Segment Open

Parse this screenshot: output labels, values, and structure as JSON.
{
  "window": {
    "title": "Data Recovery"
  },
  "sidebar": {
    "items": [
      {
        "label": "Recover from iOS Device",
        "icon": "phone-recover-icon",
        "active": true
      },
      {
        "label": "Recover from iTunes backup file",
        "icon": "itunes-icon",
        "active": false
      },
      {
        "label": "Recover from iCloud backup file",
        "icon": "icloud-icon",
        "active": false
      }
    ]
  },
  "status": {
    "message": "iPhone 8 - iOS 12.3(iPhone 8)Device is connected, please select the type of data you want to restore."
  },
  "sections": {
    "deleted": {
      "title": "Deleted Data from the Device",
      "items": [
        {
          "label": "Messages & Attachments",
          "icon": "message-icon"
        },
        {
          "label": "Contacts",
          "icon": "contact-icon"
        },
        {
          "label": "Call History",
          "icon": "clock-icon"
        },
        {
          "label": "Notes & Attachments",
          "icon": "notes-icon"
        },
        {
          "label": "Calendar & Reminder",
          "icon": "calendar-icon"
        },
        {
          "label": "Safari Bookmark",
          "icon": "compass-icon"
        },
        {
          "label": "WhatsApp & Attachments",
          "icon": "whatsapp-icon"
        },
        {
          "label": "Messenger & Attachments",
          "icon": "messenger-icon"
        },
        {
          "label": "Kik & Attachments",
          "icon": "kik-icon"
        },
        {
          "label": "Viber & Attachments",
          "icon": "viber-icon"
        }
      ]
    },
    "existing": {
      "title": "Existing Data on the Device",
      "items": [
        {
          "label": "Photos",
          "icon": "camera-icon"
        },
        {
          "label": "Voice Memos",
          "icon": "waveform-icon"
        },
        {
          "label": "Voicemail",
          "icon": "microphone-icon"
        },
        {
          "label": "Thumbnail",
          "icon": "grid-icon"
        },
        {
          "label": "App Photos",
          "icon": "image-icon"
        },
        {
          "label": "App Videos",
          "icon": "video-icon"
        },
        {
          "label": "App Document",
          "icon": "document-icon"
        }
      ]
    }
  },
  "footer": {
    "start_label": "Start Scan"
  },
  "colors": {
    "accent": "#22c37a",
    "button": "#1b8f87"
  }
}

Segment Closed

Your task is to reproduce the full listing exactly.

_TASK RESPONSE_.
Parse this screenshot: output labels, values, and structure as JSON.
{
  "window": {
    "title": "Data Recovery"
  },
  "sidebar": {
    "items": [
      {
        "label": "Recover from iOS Device",
        "icon": "phone-recover-icon",
        "active": true
      },
      {
        "label": "Recover from iTunes backup file",
        "icon": "itunes-icon",
        "active": false
      },
      {
        "label": "Recover from iCloud backup file",
        "icon": "icloud-icon",
        "active": false
      }
    ]
  },
  "status": {
    "message": "iPhone 8 - iOS 12.3(iPhone 8)Device is connected, please select the type of data you want to restore."
  },
  "sections": {
    "deleted": {
      "title": "Deleted Data from the Device",
      "items": [
        {
          "label": "Messages & Attachments",
          "icon": "message-icon"
        },
        {
          "label": "Contacts",
          "icon": "contact-icon"
        },
        {
          "label": "Call History",
          "icon": "clock-icon"
        },
        {
          "label": "Notes & Attachments",
          "icon": "notes-icon"
        },
        {
          "label": "Calendar & Reminder",
          "icon": "calendar-icon"
        },
        {
          "label": "Safari Bookmark",
          "icon": "compass-icon"
        },
        {
          "label": "WhatsApp & Attachments",
          "icon": "whatsapp-icon"
        },
        {
          "label": "Messenger & Attachments",
          "icon": "messenger-icon"
        },
        {
          "label": "Kik & Attachments",
          "icon": "kik-icon"
        },
        {
          "label": "Viber & Attachments",
          "icon": "viber-icon"
        }
      ]
    },
    "existing": {
      "title": "Existing Data on the Device",
      "items": [
        {
          "label": "Photos",
          "icon": "camera-icon"
        },
        {
          "label": "Voice Memos",
          "icon": "waveform-icon"
        },
        {
          "label": "Voicemail",
          "icon": "microphone-icon"
        },
        {
          "label": "Thumbnail",
          "icon": "grid-icon"
        },
        {
          "label": "App Photos",
          "icon": "image-icon"
        },
        {
          "label": "App Videos",
          "icon": "video-icon"
        },
        {
          "label": "App Document",
          "icon": "document-icon"
        }
      ]
    }
  },
  "footer": {
    "start_label": "Start Scan"
  },
  "colors": {
    "accent": "#22c37a",
    "button": "#1b8f87"
  }
}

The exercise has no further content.